▼▼▼
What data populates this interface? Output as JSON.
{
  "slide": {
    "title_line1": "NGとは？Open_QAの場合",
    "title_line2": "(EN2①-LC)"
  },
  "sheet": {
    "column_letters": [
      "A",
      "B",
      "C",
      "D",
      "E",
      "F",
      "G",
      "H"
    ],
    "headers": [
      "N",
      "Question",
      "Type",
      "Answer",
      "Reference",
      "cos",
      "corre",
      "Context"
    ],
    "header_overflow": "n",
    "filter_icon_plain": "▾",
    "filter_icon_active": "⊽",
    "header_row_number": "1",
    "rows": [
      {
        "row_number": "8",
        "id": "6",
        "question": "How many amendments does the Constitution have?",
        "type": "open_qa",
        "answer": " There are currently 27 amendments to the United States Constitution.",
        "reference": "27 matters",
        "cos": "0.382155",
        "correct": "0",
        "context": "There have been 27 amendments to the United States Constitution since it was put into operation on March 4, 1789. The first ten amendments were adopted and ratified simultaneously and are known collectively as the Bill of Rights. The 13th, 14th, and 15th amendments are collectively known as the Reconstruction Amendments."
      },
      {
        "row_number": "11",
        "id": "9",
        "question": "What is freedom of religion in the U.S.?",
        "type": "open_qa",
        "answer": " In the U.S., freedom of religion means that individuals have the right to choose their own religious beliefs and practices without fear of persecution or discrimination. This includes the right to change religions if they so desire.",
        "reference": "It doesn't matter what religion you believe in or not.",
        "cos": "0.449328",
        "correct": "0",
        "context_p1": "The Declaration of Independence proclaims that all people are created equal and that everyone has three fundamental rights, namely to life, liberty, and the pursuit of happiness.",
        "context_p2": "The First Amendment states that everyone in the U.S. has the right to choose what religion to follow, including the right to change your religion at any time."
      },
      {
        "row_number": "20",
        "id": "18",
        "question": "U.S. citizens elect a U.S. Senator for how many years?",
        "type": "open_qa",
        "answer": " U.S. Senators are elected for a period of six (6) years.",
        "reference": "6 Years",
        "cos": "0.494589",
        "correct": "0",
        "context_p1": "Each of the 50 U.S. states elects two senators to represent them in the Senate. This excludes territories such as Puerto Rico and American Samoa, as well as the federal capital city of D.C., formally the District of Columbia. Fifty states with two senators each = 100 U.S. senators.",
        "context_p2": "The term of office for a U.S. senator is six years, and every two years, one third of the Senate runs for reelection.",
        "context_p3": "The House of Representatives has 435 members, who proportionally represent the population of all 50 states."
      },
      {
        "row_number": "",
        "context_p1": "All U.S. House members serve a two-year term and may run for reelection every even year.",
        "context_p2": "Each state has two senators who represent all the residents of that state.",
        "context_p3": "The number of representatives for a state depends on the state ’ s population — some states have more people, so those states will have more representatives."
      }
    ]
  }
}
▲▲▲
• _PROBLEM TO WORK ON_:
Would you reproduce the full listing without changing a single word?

• _RESPONSE_:
What data populates this interface? Output as JSON.
{
  "slide": {
    "title_line1": "NGとは？Open_QAの場合",
    "title_line2": "(EN2①-LC)"
  },
  "sheet": {
    "column_letters": [
      "A",
      "B",
      "C",
      "D",
      "E",
      "F",
      "G",
      "H"
    ],
    "headers": [
      "N",
      "Question",
      "Type",
      "Answer",
      "Reference",
      "cos",
      "corre",
      "Context"
    ],
    "header_overflow": "n",
    "filter_icon_plain": "▾",
    "filter_icon_active": "⊽",
    "header_row_number": "1",
    "rows": [
      {
        "row_number": "8",
        "id": "6",
        "question": "How many amendments does the Constitution have?",
        "type": "open_qa",
        "answer": " There are currently 27 amendments to the United States Constitution.",
        "reference": "27 matters",
        "cos": "0.382155",
        "correct": "0",
        "context": "There have been 27 amendments to the United States Constitution since it was put into operation on March 4, 1789. The first ten amendments were adopted and ratified simultaneously and are known collectively as the Bill of Rights. The 13th, 14th, and 15th amendments are collectively known as the Reconstruction Amendments."
      },
      {
        "row_number": "11",
        "id": "9",
        "question": "What is freedom of religion in the U.S.?",
        "type": "open_qa",
        "answer": " In the U.S., freedom of religion means that individuals have the right to choose their own religious beliefs and practices without fear of persecution or discrimination. This includes the right to change religions if they so desire.",
        "reference": "It doesn't matter what religion you believe in or not.",
        "cos": "0.449328",
        "correct": "0",
        "context_p1": "The Declaration of Independence proclaims that all people are created equal and that everyone has three fundamental rights, namely to life, liberty, and the pursuit of happiness.",
        "context_p2": "The First Amendment states that everyone in the U.S. has the right to choose what religion to follow, including the right to change your religion at any time."
      },
      {
        "row_number": "20",
        "id": "18",
        "question": "U.S. citizens elect a U.S. Senator for how many years?",
        "type": "open_qa",
        "answer": " U.S. Senators are elected for a period of six (6) years.",
        "reference": "6 Years",
        "cos": "0.494589",
        "correct": "0",
        "context_p1": "Each of the 50 U.S. states elects two senators to represent them in the Senate. This excludes territories such as Puerto Rico and American Samoa, as well as the federal capital city of D.C., formally the District of Columbia. Fifty states with two senators each = 100 U.S. senators.",
        "context_p2": "The term of office for a U.S. senator is six years, and every two years, one third of the Senate runs for reelection.",
        "context_p3": "The House of Representatives has 435 members, who proportionally represent the population of all 50 states."
      },
      {
        "row_number": "",
        "context_p1": "All U.S. House members serve a two-year term and may run for reelection every even year.",
        "context_p2": "Each state has two senators who represent all the residents of that state.",
        "context_p3": "The number of representatives for a state depends on the state ’ s population — some states have more people, so those states will have more representatives."
      }
    ]
  }
}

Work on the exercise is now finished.